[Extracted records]
=== Section Start ===

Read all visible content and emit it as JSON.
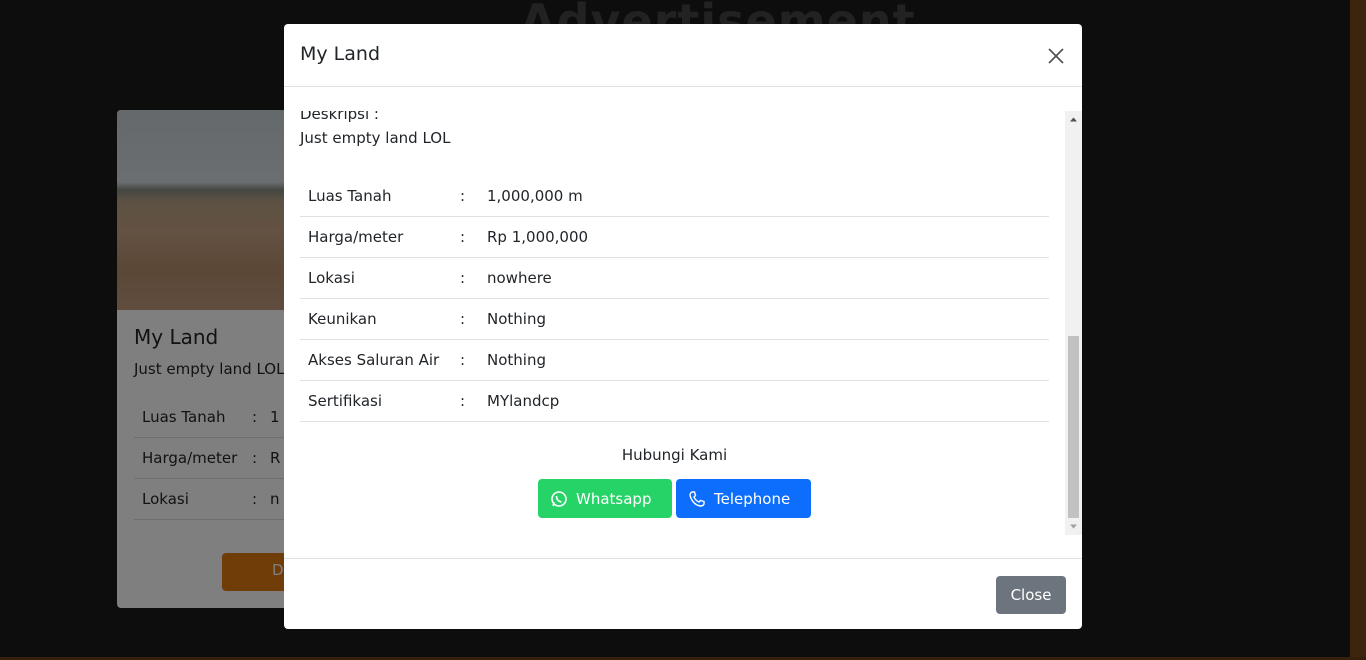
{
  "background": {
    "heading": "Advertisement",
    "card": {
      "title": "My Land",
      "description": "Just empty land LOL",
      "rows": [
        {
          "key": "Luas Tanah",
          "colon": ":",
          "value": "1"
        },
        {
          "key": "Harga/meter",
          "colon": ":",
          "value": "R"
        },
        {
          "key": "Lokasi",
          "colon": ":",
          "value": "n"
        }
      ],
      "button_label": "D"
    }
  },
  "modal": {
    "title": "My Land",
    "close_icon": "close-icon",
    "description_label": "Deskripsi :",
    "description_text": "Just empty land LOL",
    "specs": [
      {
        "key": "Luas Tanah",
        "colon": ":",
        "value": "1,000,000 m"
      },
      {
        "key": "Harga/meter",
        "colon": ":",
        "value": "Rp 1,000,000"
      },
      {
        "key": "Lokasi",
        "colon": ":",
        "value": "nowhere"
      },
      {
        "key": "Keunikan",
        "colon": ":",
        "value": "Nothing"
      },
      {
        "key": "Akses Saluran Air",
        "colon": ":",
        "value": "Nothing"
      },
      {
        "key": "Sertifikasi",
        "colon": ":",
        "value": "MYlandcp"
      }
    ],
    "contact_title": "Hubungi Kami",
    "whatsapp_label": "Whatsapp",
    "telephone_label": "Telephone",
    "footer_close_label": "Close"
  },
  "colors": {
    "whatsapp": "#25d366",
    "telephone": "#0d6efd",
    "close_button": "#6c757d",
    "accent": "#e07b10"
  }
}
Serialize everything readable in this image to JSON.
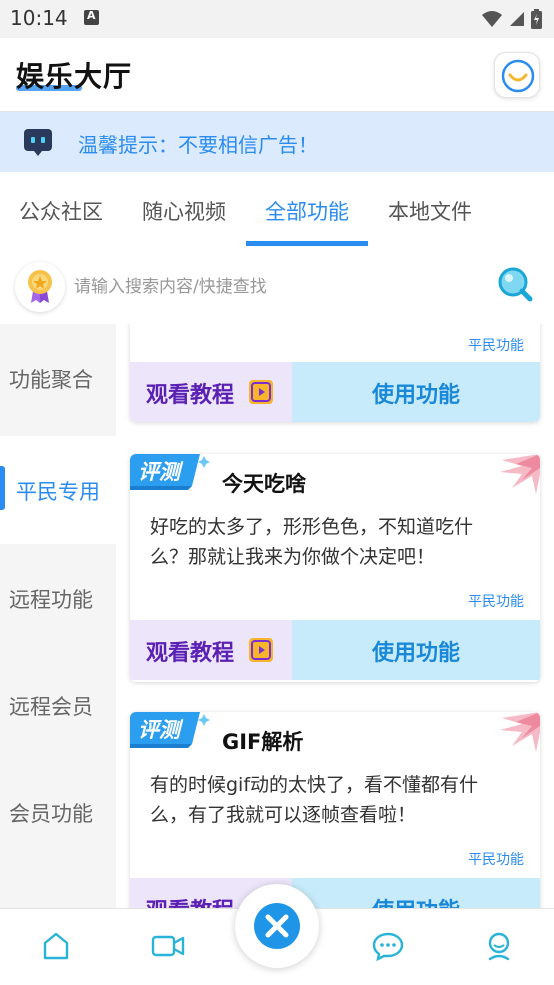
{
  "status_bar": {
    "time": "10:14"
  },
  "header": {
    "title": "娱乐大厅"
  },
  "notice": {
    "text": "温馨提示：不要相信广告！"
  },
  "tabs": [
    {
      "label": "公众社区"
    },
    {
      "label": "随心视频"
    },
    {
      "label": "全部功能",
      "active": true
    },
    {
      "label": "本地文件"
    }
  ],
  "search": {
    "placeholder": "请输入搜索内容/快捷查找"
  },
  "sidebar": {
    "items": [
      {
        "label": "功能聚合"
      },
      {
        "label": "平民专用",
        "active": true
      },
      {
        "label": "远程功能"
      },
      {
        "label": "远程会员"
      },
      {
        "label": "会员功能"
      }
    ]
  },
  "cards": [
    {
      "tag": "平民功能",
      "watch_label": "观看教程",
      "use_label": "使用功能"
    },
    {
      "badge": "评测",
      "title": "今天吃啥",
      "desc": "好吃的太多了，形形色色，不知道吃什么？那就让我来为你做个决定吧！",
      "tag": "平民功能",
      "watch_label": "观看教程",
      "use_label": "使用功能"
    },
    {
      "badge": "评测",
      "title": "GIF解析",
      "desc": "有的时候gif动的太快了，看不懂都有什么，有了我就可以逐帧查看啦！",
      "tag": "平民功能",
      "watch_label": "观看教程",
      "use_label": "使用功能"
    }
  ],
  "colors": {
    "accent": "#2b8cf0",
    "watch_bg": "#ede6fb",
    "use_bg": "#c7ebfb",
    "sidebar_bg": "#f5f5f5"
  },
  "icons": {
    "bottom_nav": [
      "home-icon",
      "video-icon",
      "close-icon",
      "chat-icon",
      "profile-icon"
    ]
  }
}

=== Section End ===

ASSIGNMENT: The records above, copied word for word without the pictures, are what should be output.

TASK ANSWER:
Read all visible content and emit it as JSON.
{
  "background": {
    "heading": "Advertisement",
    "card": {
      "title": "My Land",
      "description": "Just empty land LOL",
      "rows": [
        {
          "key": "Luas Tanah",
          "colon": ":",
          "value": "1"
        },
        {
          "key": "Harga/meter",
          "colon": ":",
          "value": "R"
        },
        {
          "key": "Lokasi",
          "colon": ":",
          "value": "n"
        }
      ],
      "button_label": "D"
    }
  },
  "modal": {
    "title": "My Land",
    "close_icon": "close-icon",
    "description_label": "Deskripsi :",
    "description_text": "Just empty land LOL",
    "specs": [
      {
        "key": "Luas Tanah",
        "colon": ":",
        "value": "1,000,000 m"
      },
      {
        "key": "Harga/meter",
        "colon": ":",
        "value": "Rp 1,000,000"
      },
      {
        "key": "Lokasi",
        "colon": ":",
        "value": "nowhere"
      },
      {
        "key": "Keunikan",
        "colon": ":",
        "value": "Nothing"
      },
      {
        "key": "Akses Saluran Air",
        "colon": ":",
        "value": "Nothing"
      },
      {
        "key": "Sertifikasi",
        "colon": ":",
        "value": "MYlandcp"
      }
    ],
    "contact_title": "Hubungi Kami",
    "whatsapp_label": "Whatsapp",
    "telephone_label": "Telephone",
    "footer_close_label": "Close"
  },
  "colors": {
    "whatsapp": "#25d366",
    "telephone": "#0d6efd",
    "close_button": "#6c757d",
    "accent": "#e07b10"
  }
}
Serialize everything readable in this image to JSON.
{
  "status_bar": {
    "time": "10:14"
  },
  "header": {
    "title": "娱乐大厅"
  },
  "notice": {
    "text": "温馨提示：不要相信广告！"
  },
  "tabs": [
    {
      "label": "公众社区"
    },
    {
      "label": "随心视频"
    },
    {
      "label": "全部功能",
      "active": true
    },
    {
      "label": "本地文件"
    }
  ],
  "search": {
    "placeholder": "请输入搜索内容/快捷查找"
  },
  "sidebar": {
    "items": [
      {
        "label": "功能聚合"
      },
      {
        "label": "平民专用",
        "active": true
      },
      {
        "label": "远程功能"
      },
      {
        "label": "远程会员"
      },
      {
        "label": "会员功能"
      }
    ]
  },
  "cards": [
    {
      "tag": "平民功能",
      "watch_label": "观看教程",
      "use_label": "使用功能"
    },
    {
      "badge": "评测",
      "title": "今天吃啥",
      "desc": "好吃的太多了，形形色色，不知道吃什么？那就让我来为你做个决定吧！",
      "tag": "平民功能",
      "watch_label": "观看教程",
      "use_label": "使用功能"
    },
    {
      "badge": "评测",
      "title": "GIF解析",
      "desc": "有的时候gif动的太快了，看不懂都有什么，有了我就可以逐帧查看啦！",
      "tag": "平民功能",
      "watch_label": "观看教程",
      "use_label": "使用功能"
    }
  ],
  "colors": {
    "accent": "#2b8cf0",
    "watch_bg": "#ede6fb",
    "use_bg": "#c7ebfb",
    "sidebar_bg": "#f5f5f5"
  },
  "icons": {
    "bottom_nav": [
      "home-icon",
      "video-icon",
      "close-icon",
      "chat-icon",
      "profile-icon"
    ]
  }
}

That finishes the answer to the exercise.